Thoughts for The Week of July 10, 2016

15th Sunday in Ordinary Time

Luke 10:25-37

“And who is my neighbor (v 29).”

     In this day and age, when the forces of evil are trying to make a negative imprint on our daily lives, when we can’t pick up a newspaper and read horror stories coming from all over the world, our first instinct might be to insulate ourselves from all this, retreat into our own internal “safe haven,” and become “loners.”

     If this is the case, the concept of “neighbor” may not mean much to us anymore. But the question asked of Jesus by the Jewish scholar, even though it was meant to test Jesus, has far greater implications than it may have had for many years.

     Jesus did not respond by giving a long, philosophical or sociologic answer to the scholar. As He had done so many times before, He told a story — the story of the Good Samaritan.

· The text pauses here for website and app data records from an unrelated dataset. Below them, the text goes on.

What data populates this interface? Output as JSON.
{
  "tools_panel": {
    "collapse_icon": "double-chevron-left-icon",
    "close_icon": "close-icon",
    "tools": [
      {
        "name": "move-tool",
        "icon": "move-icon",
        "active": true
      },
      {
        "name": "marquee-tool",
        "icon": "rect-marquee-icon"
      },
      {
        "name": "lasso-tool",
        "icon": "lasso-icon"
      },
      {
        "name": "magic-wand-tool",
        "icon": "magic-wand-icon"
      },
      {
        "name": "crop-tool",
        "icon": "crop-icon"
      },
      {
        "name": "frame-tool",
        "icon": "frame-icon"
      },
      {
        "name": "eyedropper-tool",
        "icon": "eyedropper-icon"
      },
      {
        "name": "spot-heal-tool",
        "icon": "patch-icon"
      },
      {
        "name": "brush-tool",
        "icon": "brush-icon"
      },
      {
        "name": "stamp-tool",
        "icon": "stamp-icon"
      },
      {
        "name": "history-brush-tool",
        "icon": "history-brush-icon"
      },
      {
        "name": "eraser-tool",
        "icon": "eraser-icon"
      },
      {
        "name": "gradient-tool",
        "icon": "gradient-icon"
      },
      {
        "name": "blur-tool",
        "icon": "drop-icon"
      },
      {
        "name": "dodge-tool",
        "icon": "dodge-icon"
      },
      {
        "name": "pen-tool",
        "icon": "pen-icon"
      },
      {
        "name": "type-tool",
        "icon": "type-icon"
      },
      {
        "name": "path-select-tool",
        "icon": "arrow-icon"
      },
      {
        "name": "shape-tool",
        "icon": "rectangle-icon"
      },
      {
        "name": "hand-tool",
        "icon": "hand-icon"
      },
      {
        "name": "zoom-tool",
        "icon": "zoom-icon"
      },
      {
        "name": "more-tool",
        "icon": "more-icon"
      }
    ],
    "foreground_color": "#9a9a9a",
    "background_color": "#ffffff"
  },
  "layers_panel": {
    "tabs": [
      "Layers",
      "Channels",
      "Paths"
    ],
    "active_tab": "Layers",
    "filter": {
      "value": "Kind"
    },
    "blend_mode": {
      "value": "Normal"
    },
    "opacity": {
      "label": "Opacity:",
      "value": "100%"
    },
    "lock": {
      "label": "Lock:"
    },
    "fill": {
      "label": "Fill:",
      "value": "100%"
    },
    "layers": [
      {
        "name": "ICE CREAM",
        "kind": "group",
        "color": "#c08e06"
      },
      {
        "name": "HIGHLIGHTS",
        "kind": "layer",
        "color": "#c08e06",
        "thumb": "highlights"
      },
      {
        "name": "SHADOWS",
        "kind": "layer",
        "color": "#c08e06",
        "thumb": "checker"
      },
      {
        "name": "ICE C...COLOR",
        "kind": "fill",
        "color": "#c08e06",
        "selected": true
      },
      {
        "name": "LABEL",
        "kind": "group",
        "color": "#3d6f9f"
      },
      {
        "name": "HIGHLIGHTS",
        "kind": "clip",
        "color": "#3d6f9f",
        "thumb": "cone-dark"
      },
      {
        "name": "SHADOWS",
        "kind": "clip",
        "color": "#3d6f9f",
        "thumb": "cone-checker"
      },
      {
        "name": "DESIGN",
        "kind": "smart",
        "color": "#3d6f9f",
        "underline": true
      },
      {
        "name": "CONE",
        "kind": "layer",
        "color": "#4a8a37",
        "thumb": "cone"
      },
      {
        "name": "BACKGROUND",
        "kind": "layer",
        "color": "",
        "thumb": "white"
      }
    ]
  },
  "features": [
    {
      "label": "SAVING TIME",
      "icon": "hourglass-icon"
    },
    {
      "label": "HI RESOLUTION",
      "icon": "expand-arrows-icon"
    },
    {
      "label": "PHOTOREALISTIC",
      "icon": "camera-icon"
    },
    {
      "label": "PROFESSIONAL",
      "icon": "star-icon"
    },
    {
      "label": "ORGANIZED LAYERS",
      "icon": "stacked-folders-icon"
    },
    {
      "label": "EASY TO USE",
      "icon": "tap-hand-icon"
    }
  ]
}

       But the story was not as simple as it sounds. It had a much deeper implication for the Jewish scholar and it probably made him feel uncomfortable — representatives of his own Jewish people, who should have known better, a priest and a Levite (both high-level and influential) ignored their neighbor who needed help. Did they feel too superior and self-important to warrant their paying attention to his need?

     To make matters worse (for the scholar), the individual who did help was a Samaritan, a people hated by the Jews because the Jews felt the Samaritans were not faithful adherents to Jewish laws and customs. As such, when Jesus told that the Samaritan was the only one who did anything to help the poor man who had been attacked by marauders, the scholar must have felt very uncomfortable. Was Jesus picking out this religiously inferior individual to be a role model?

  The moral of Jesus’s story is that our neighbor is anyone in need, physically, morally, psychologically or in other ways. The “Samaritan” who helps can take many forms — old, young, rich, poor — the important factor is the inclination of the person’s heart, how much he/she cares for others.

     So returning to my opening remarks about the state of today’s word, I would have to say the concept of “neighbor” takes on a new significance. There is still a need for us to reach out to people as difficult as that may seem.   Jesus is saying we are all neighbors to each other and that is a lesson worth paying attention to.

     God bless you. Rev. Joseph A. Emmanuel